Foster Swift No-Fault E-News
December 17, 2008

In a published decision issued December 11, 2008, the Michigan Court of Appeals narrowed the range of homecare living expenses recoverable after a motor vehicle accident.  Hoover v Mich Mut Ins Co, No. 278237. 

In 1985, plaintiffs' then two-year-old son suffered disabling injuries for which defendant paid PIP benefits, including homecare and living expenses and part of the cost of a specially-designed home.  Plaintiffs sought additional PIP benefits for expenses associated with the home, including property taxes, higher utilities, homeowners' insurance, security system costs, and maintenance, plus interest and attorney fees because defendant did not pay within 30 days.

Citing Michigan Supreme Court precedent, the Hoover Court held that the expenses were recoverable only to the extent that they would not have been incurred but for the son's injuries.  For example, the Court expressly rejected the trial court's determination that expenses for utilities should be apportioned based on the percentage of the home that was used by the son, and held instead that utility bills are an allowable expense only to the extent that extra electricity is needed to, among other things, power the son's medical equipment.  The Court remanded to the trial court to determine how much of each expense was thus connected to the son's injury and to recalculate interest and attorney fees in light of the new findings.

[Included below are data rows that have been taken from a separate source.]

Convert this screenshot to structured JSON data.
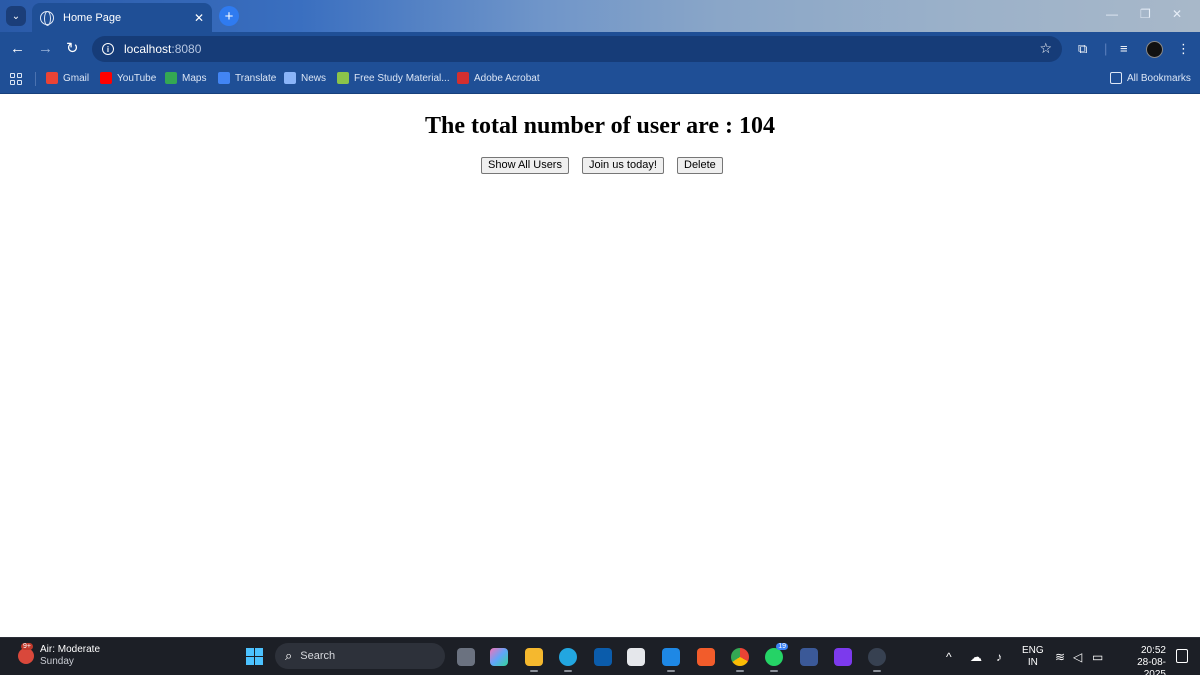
{
  "browser": {
    "tab_title": "Home Page",
    "tab_close": "✕",
    "new_tab": "+",
    "url_host": "localhost",
    "url_port": ":8080",
    "icons": [
      "tab-search-icon",
      "globe-icon",
      "back-icon",
      "forward-icon",
      "reload-icon",
      "info-icon",
      "star-icon",
      "extensions-icon",
      "media-icon",
      "menu-icon"
    ]
  },
  "bookmarks": [
    {
      "label": "Gmail",
      "color": "#ea4335"
    },
    {
      "label": "YouTube",
      "color": "#ff0000"
    },
    {
      "label": "Maps",
      "color": "#34a853"
    },
    {
      "label": "Translate",
      "color": "#4285f4"
    },
    {
      "label": "News",
      "color": "#8ab4f8"
    },
    {
      "label": "Free Study Material...",
      "color": "#8bc34a"
    },
    {
      "label": "Adobe Acrobat",
      "color": "#d32f2f"
    }
  ],
  "all_bookmarks": "All Bookmarks",
  "page": {
    "heading": "The total number of user are : 104",
    "buttons": {
      "show_all": "Show All Users",
      "join": "Join us today!",
      "delete": "Delete"
    }
  },
  "taskbar": {
    "weather_badge": "9+",
    "weather_line1": "Air: Moderate",
    "weather_line2": "Sunday",
    "search_label": "Search",
    "whatsapp_badge": "19",
    "lang_line1": "ENG",
    "lang_line2": "IN",
    "time": "20:52",
    "date": "28-08-2025"
  }
}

This case suggests that the scope of allowable homecare expenses might be narrowing.  It is not known whether there will be an Application for Leave to Appeal to the Michigan Supreme Court.